--- DATA TO USE Enclosed Below ---

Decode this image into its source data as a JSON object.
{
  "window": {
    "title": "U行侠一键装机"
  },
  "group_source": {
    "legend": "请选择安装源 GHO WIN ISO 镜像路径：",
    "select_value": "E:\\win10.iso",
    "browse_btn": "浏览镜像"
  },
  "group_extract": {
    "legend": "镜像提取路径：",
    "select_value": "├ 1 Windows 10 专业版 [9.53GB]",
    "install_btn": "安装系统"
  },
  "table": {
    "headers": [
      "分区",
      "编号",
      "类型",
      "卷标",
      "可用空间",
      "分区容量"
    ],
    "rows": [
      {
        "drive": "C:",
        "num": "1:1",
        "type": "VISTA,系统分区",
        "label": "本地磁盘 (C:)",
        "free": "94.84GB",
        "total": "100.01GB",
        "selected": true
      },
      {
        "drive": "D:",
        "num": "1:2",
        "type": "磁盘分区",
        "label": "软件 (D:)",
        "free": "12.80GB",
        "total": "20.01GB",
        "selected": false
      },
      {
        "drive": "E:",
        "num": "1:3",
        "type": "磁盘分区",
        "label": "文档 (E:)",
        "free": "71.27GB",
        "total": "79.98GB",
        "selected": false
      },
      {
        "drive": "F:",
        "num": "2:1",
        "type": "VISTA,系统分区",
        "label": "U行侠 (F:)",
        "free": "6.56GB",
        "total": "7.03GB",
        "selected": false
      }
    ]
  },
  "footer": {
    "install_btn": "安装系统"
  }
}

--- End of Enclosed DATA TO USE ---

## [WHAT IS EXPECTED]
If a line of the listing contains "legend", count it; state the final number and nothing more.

## [TASK SOLUTION]
2